[[ Information provided open ]]

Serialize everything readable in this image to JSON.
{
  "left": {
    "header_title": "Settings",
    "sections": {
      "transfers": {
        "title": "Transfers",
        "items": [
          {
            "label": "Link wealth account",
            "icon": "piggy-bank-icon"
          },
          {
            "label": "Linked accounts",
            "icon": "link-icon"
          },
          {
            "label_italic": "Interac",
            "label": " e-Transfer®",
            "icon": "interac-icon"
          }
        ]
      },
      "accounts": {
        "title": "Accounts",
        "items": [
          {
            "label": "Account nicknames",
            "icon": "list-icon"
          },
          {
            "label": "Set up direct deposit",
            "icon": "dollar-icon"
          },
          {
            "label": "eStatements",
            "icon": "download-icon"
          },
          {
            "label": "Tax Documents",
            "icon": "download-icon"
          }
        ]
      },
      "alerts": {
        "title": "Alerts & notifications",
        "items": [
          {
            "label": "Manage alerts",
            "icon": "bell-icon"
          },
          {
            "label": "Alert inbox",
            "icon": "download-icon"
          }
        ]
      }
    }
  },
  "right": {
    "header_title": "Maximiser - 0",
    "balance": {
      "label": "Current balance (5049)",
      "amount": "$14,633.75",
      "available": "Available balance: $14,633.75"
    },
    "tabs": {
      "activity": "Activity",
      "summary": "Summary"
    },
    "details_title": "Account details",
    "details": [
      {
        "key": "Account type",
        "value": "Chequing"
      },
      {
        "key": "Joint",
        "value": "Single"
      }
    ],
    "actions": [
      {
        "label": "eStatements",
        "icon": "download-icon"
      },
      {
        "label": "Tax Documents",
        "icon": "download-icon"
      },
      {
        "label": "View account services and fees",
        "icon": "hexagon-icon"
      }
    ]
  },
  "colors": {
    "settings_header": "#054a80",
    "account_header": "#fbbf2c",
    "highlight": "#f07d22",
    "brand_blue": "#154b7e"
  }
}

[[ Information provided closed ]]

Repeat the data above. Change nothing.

Result for this task:
Serialize everything readable in this image to JSON.
{
  "left": {
    "header_title": "Settings",
    "sections": {
      "transfers": {
        "title": "Transfers",
        "items": [
          {
            "label": "Link wealth account",
            "icon": "piggy-bank-icon"
          },
          {
            "label": "Linked accounts",
            "icon": "link-icon"
          },
          {
            "label_italic": "Interac",
            "label": " e-Transfer®",
            "icon": "interac-icon"
          }
        ]
      },
      "accounts": {
        "title": "Accounts",
        "items": [
          {
            "label": "Account nicknames",
            "icon": "list-icon"
          },
          {
            "label": "Set up direct deposit",
            "icon": "dollar-icon"
          },
          {
            "label": "eStatements",
            "icon": "download-icon"
          },
          {
            "label": "Tax Documents",
            "icon": "download-icon"
          }
        ]
      },
      "alerts": {
        "title": "Alerts & notifications",
        "items": [
          {
            "label": "Manage alerts",
            "icon": "bell-icon"
          },
          {
            "label": "Alert inbox",
            "icon": "download-icon"
          }
        ]
      }
    }
  },
  "right": {
    "header_title": "Maximiser - 0",
    "balance": {
      "label": "Current balance (5049)",
      "amount": "$14,633.75",
      "available": "Available balance: $14,633.75"
    },
    "tabs": {
      "activity": "Activity",
      "summary": "Summary"
    },
    "details_title": "Account details",
    "details": [
      {
        "key": "Account type",
        "value": "Chequing"
      },
      {
        "key": "Joint",
        "value": "Single"
      }
    ],
    "actions": [
      {
        "label": "eStatements",
        "icon": "download-icon"
      },
      {
        "label": "Tax Documents",
        "icon": "download-icon"
      },
      {
        "label": "View account services and fees",
        "icon": "hexagon-icon"
      }
    ]
  },
  "colors": {
    "settings_header": "#054a80",
    "account_header": "#fbbf2c",
    "highlight": "#f07d22",
    "brand_blue": "#154b7e"
  }
}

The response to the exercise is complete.